Asean's new challenge, strengthening secretariat

opinion July 23, 2012 00:00

By Kavi Chongkittavorn
The Natio

8,867 Viewed

The Phnom Penh incident, as it is known now, turned out to be a blessing in disguise. In the past weeks, the Asean leaders and literally all organs of the 45-year grouping have been shaken to the core. Questions are being asked: Could the disastrous outco

Indeed, the Asean Secretariat could have saved the faltering creditability of its members, at the very least the Asean chair, at the Phnom Penh conference, if only they knew how importance the Jakarta-based headquarters was to them.  Lo and behold, they did not know that the under-fund and under staffed institution is a central mechanism of Asean. If allows, its chief and staffers can perform summersaults ending deadlocks and biases existing within the organization and members’ deep mistrustful psyche. After all, the Secretary General and Asean Secretariat have the mediating mandates through their good office as well, not only administrative tasks.
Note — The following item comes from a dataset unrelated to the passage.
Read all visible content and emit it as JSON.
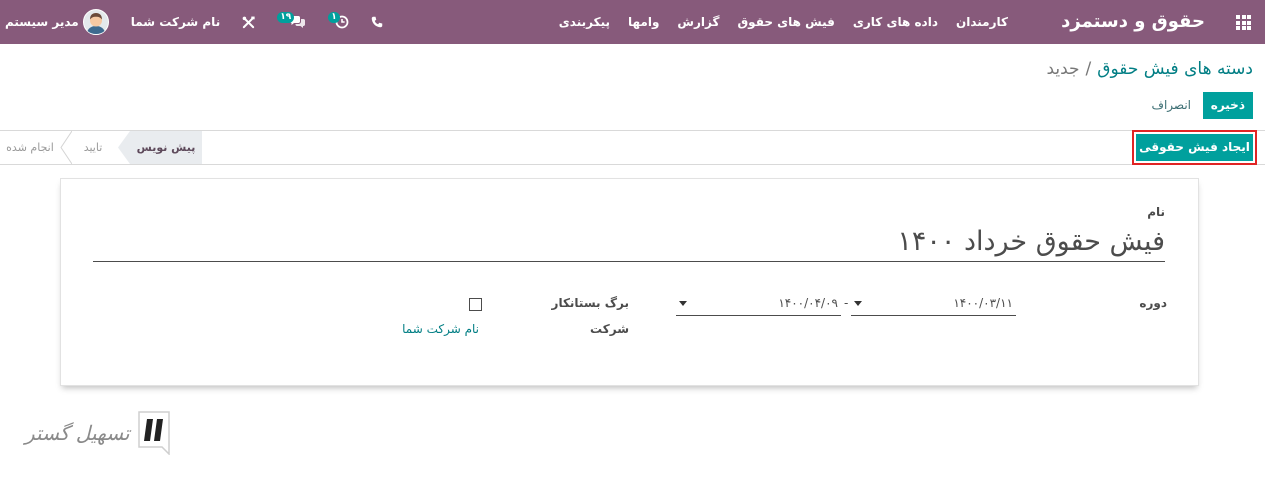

Indeed, the current chair could easily seek, if he wished, the secretariat’s assistance to find a common ground to end the impasse on the South China Sea and other sensitive issues. Instead, the chair took things in his hands—nothing wrong with that—and in the process his fingers were bitten and rid himself off the much cherished neutrality that required. In fact, Dr. Surin Pitsuwan and his staff, who have kept impartial watch of Asean’s interests, were eager to help. They could have been the organization’s saviors because they understand the P’s and Q’s of Asean’s political games. They are also very familiar with all cross-sectoral activities and cooperation as well as the organization’s numerous priorities.
As a former Thai foreign minister, Dr. Surin has brought with him a unique perspective of the secretariat, which was found a decade after Asean was formed in 1976. It was planned as a loose organization without any power just to coordinate programs and direct paper works flow from member countries. Not until 2008, the Secretary General and Secretariat has been given real power under the charter’s mandate to keep up with the challenges. The amount of work that 76 international staffers have to do is just too overwhelming at present. Just imagine, they have to attend thousands of meetings each year observing, reading and digesting piles of documents and most importantly, note down members’ dos and don’ts. Last year, they participated in at least in 1,200 meetings at various levels, nearly three meetings a day. During his five-year tenure, which is ending soon at the end of the year, Surin has travelled long distance to meet with the leaders from around the world and take parts in numerous meetings. His presence and views has increased the grouping’s international profile and creditability.  He knows the pulse of Asean, its strength and weaknesses. Most importantly, he knows what others expect of Asean.
Since the Phnom Penh incident, the focus of criticism was mostly blamed on the role of the chair. It was a bid unfair. Actually, the main culprit is also  the lack of clarity of Asean rules and procedures and that of the Secretariat itself. The Asean leaders have in fact took for granted that their annual conferences would automatically end up with a joint communiqué any time. After all, for the past 45 years, that has been the modus operandi. They have never faced such a humiliation before. The South China Sea is in fact just a small symptom of bigger disease plaguing Asean that happened to surface at this juncture.  
In retrospect, the Asean Secretariat should have played the central role when the members got stuck in their deliberations in Phnom Penh. Its staffers have the expertise and institutional knowledge that no others have especially those in rotational chairs and officials involved in the Asean affairs.
There are only 891 days left for the realization of the Asean Community. Time is running out. The member countries have yet to implement the required action plans in the three pillars—political, economic and social. The roadmap to the community-building has already pinpointed a total of 667 action lines. Granted all action lines are fully implemented, it does not mean that the community-building is complete. This is an evolutionary process which has to continue and engage the citizens of Asean.
Seriously, has any one bothered to ask how many countries have really looked into these schemes and worked out systematic implementation of these recommendations ahead of the deadline of Asean Community. When the deadline  is approaching, the AC  might very well be just an empty promise.
One of the biggest challenges of Asean is not what their leaders want to do but what their citizens inspired to be. The Secretary and Asean Secretariat have the duty to turn these inspirations into tangible outcomes. In fact, their leaders come and go but the 600 million Asean citizens will remain the cradle of the whole region. Asean is a still a top down organization even with the adoption of the charter in 2008. However, of late there have more consultations between the secretariat and stakeholders, which is now becoming indispensable. What virtues do they have if the Asean leaders simply do not understand the needs of their own peoples. For better or for worse, the future of Asean is in their hands. If they are proactive, they would drive the people-centered community building further. If they are passive, they would be held hostage by their leaders as being played out at annual conferences.
Frankly speaking the Asean leaders do not have the capacity to follow or implement the nitty-gritty of Asean projects at the regional level. In fact, how many Asean leaders really understand the concept of regionalism that is emerging, for instance? The Asean charter will be the subject of review next year when Brunei is chairing Asean. The role of Secretary General and the strengthening of Asean Secretariat will certainly be on top agenda.